My finally layer of pride has been the most difficult of all and maybe it is all-encompassing.  My willingness to submit to the Lord’s training program no matter the difficulty level he deems I should encounter.  I think that most of us are willing to submit to some trials.  We logically understand that some difficulties are good for us.  The real question is are we willing to submit to everything the Lord sees fit.  Are we completely submissive to his hand?  Are we willing to endure what he gives? It is easy to say yes but the scripture that the spirit is willing but the flesh is weak comes to mind.  This level of pride I have found does not peal away all at once.  In fact, the longer the trial endures, for me at least, the more this level of pride strips away.  For some reason, I assume that it comes naturally to humanity, for us to strip away pride to a level deemed acceptable by the Lord, we must pass through difficult trials for a lengthy time period.  That time period is determined by us and by the Lord.  We can through complaining and murmuring opt out of the trial.  But ultimately the only way to exaltation is through the trial.  We opt into the trial by submitting to the Lord.  We opt out by pride.  However, once in the trial, our pride may not serve us very well, causing greater issues and grief.  Once we opt in we may continue to suffer until our pride has been diminished. However, I have noticed that the Lord will give us moments of respite during our trials where he bears us up almost entirely or removes the symptoms for a time to allow for healing.  We can even ask for these moments of respite, with the understanding that the trial may not yet be over.  The Lord is ever mindful of his methods of training and he knows exactly what we need to become as he is.  I admit I do not know fully how mental and emotional illness fits into his plan in its entirety but I do understand many of the reasons I personally have been afflicted.  I have seen his hand lovingly and with determination guide me through my trials and suffering.  I admit that sometimes I take it more like Nephi and at other times I take it more like Laman and Lemuel kicking and screaming the whole way.  I’d like to think that have moved the needle towards a Nephi like response where I submit more patiently to his will accepting that he knows best.  But I admit that when the pressure is great and the time frame long my patience at times wears thin.  There is nothing wrong with patience wearing thin as that is where we grow that area where patience wears thin but we are still willing to submit to the trial without complaint.  When we cross over to pride the growth tends to slow dramatically.  And yet we must be pushed to those moments that we may learn.

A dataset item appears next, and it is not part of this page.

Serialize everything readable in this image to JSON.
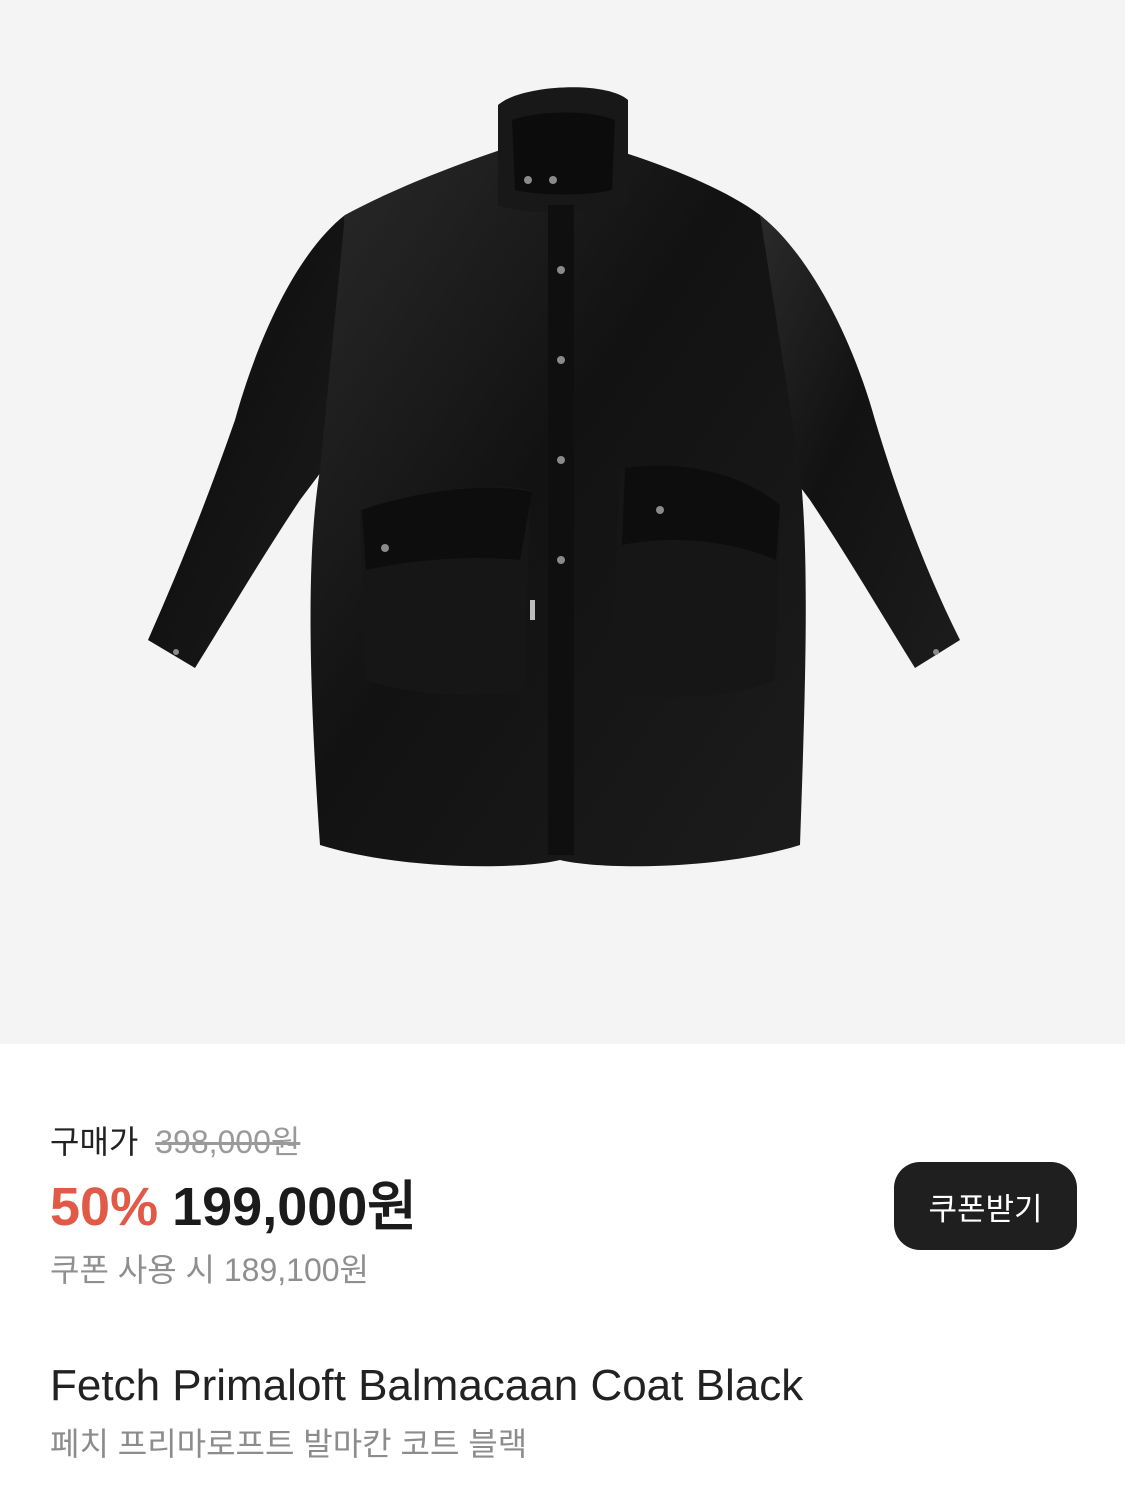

In the end, I hope that you can see some of the reasons why you have been afflicted and the value it has provided in your life.  The Lord reveals those “why answers” line upon line and most often they are very personal.  The Lord has relieved much of my mental health suffering but I still continue to have some symptoms every so often.  He has continued my autoimmune suffering but has allowed me to continue to function in my job and family life.  He has not left me comfortless or without his help.  It may not be in the manner and method that I expect but the Lord always provides.  And maybe in all of this that is most important to feel and recognize the hand of the Lord.  To know that he is in charge of every detail not just some of the details.  There is no such thing as a random illness or accidental genetic cause.  The Lord truly is in every detail.  So often when we suffer is when we learn of him just how much he truly knows us. In the end as we submit and remove that pride we become more as he is.  May you find peace knowing that he is always there.  Until next week.  Do your part so that the Lord can do his.